(Collected data)
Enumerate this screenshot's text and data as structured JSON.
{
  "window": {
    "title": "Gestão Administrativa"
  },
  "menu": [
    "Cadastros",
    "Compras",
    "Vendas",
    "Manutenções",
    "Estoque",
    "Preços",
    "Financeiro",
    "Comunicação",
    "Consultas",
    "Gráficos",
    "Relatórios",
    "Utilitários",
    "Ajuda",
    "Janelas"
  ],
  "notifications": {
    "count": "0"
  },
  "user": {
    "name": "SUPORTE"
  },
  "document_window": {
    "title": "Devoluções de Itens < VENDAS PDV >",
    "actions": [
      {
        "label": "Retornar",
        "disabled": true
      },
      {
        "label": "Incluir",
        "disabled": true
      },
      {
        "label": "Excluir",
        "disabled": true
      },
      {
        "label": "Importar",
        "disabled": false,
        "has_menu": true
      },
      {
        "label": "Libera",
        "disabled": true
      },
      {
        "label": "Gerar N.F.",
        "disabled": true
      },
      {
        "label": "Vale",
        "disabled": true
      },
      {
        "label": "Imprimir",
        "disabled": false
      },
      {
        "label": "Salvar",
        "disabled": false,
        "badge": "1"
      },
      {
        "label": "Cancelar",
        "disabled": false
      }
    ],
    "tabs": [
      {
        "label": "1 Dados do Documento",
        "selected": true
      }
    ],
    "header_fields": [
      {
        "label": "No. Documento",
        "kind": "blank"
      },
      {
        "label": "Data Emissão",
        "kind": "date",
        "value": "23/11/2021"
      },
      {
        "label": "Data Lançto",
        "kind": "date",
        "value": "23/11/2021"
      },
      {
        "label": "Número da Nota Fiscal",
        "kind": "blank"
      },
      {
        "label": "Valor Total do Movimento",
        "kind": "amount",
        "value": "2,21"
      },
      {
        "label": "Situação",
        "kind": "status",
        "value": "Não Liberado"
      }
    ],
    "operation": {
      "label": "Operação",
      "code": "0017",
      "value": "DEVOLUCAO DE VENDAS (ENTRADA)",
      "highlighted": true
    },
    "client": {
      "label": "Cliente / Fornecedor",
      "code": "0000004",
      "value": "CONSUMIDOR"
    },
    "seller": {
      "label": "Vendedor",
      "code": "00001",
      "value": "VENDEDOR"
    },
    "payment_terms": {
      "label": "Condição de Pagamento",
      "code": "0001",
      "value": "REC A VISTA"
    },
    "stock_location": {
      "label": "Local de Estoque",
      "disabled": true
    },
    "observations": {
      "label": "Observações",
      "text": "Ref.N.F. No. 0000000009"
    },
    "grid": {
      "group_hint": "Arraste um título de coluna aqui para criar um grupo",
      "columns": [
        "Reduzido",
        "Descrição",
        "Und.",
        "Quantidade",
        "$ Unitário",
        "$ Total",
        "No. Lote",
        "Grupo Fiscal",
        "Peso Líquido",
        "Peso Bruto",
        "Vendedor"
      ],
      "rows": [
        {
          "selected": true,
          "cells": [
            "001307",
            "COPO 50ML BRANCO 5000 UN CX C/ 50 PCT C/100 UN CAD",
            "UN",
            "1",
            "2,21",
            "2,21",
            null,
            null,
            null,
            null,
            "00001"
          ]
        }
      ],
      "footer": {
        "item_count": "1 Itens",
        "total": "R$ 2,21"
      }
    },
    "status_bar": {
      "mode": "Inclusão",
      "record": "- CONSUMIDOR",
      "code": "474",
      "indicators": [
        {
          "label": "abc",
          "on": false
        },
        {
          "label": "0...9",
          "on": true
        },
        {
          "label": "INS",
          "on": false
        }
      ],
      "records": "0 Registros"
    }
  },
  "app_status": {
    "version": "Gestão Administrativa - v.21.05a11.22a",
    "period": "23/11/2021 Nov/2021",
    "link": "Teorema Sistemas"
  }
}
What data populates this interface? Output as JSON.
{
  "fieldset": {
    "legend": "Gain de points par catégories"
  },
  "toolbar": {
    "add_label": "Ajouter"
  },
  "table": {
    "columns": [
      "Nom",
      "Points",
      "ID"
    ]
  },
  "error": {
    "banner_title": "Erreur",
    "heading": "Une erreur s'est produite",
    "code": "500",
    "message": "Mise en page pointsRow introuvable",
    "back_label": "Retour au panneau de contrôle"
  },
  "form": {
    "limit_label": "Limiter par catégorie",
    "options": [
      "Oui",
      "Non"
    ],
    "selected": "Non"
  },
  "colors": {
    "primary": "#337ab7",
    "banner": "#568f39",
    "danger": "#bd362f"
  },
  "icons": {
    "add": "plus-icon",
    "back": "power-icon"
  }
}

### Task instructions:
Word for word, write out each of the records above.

### Result for this exercise:
Enumerate this screenshot's text and data as structured JSON.
{
  "window": {
    "title": "Gestão Administrativa"
  },
  "menu": [
    "Cadastros",
    "Compras",
    "Vendas",
    "Manutenções",
    "Estoque",
    "Preços",
    "Financeiro",
    "Comunicação",
    "Consultas",
    "Gráficos",
    "Relatórios",
    "Utilitários",
    "Ajuda",
    "Janelas"
  ],
  "notifications": {
    "count": "0"
  },
  "user": {
    "name": "SUPORTE"
  },
  "document_window": {
    "title": "Devoluções de Itens < VENDAS PDV >",
    "actions": [
      {
        "label": "Retornar",
        "disabled": true
      },
      {
        "label": "Incluir",
        "disabled": true
      },
      {
        "label": "Excluir",
        "disabled": true
      },
      {
        "label": "Importar",
        "disabled": false,
        "has_menu": true
      },
      {
        "label": "Libera",
        "disabled": true
      },
      {
        "label": "Gerar N.F.",
        "disabled": true
      },
      {
        "label": "Vale",
        "disabled": true
      },
      {
        "label": "Imprimir",
        "disabled": false
      },
      {
        "label": "Salvar",
        "disabled": false,
        "badge": "1"
      },
      {
        "label": "Cancelar",
        "disabled": false
      }
    ],
    "tabs": [
      {
        "label": "1 Dados do Documento",
        "selected": true
      }
    ],
    "header_fields": [
      {
        "label": "No. Documento",
        "kind": "blank"
      },
      {
        "label": "Data Emissão",
        "kind": "date",
        "value": "23/11/2021"
      },
      {
        "label": "Data Lançto",
        "kind": "date",
        "value": "23/11/2021"
      },
      {
        "label": "Número da Nota Fiscal",
        "kind": "blank"
      },
      {
        "label": "Valor Total do Movimento",
        "kind": "amount",
        "value": "2,21"
      },
      {
        "label": "Situação",
        "kind": "status",
        "value": "Não Liberado"
      }
    ],
    "operation": {
      "label": "Operação",
      "code": "0017",
      "value": "DEVOLUCAO DE VENDAS (ENTRADA)",
      "highlighted": true
    },
    "client": {
      "label": "Cliente / Fornecedor",
      "code": "0000004",
      "value": "CONSUMIDOR"
    },
    "seller": {
      "label": "Vendedor",
      "code": "00001",
      "value": "VENDEDOR"
    },
    "payment_terms": {
      "label": "Condição de Pagamento",
      "code": "0001",
      "value": "REC A VISTA"
    },
    "stock_location": {
      "label": "Local de Estoque",
      "disabled": true
    },
    "observations": {
      "label": "Observações",
      "text": "Ref.N.F. No. 0000000009"
    },
    "grid": {
      "group_hint": "Arraste um título de coluna aqui para criar um grupo",
      "columns": [
        "Reduzido",
        "Descrição",
        "Und.",
        "Quantidade",
        "$ Unitário",
        "$ Total",
        "No. Lote",
        "Grupo Fiscal",
        "Peso Líquido",
        "Peso Bruto",
        "Vendedor"
      ],
      "rows": [
        {
          "selected": true,
          "cells": [
            "001307",
            "COPO 50ML BRANCO 5000 UN CX C/ 50 PCT C/100 UN CAD",
            "UN",
            "1",
            "2,21",
            "2,21",
            null,
            null,
            null,
            null,
            "00001"
          ]
        }
      ],
      "footer": {
        "item_count": "1 Itens",
        "total": "R$ 2,21"
      }
    },
    "status_bar": {
      "mode": "Inclusão",
      "record": "- CONSUMIDOR",
      "code": "474",
      "indicators": [
        {
          "label": "abc",
          "on": false
        },
        {
          "label": "0...9",
          "on": true
        },
        {
          "label": "INS",
          "on": false
        }
      ],
      "records": "0 Registros"
    }
  },
  "app_status": {
    "version": "Gestão Administrativa - v.21.05a11.22a",
    "period": "23/11/2021 Nov/2021",
    "link": "Teorema Sistemas"
  }
}
What data populates this interface? Output as JSON.
{
  "fieldset": {
    "legend": "Gain de points par catégories"
  },
  "toolbar": {
    "add_label": "Ajouter"
  },
  "table": {
    "columns": [
      "Nom",
      "Points",
      "ID"
    ]
  },
  "error": {
    "banner_title": "Erreur",
    "heading": "Une erreur s'est produite",
    "code": "500",
    "message": "Mise en page pointsRow introuvable",
    "back_label": "Retour au panneau de contrôle"
  },
  "form": {
    "limit_label": "Limiter par catégorie",
    "options": [
      "Oui",
      "Non"
    ],
    "selected": "Non"
  },
  "colors": {
    "primary": "#337ab7",
    "banner": "#568f39",
    "danger": "#bd362f"
  },
  "icons": {
    "add": "plus-icon",
    "back": "power-icon"
  }
}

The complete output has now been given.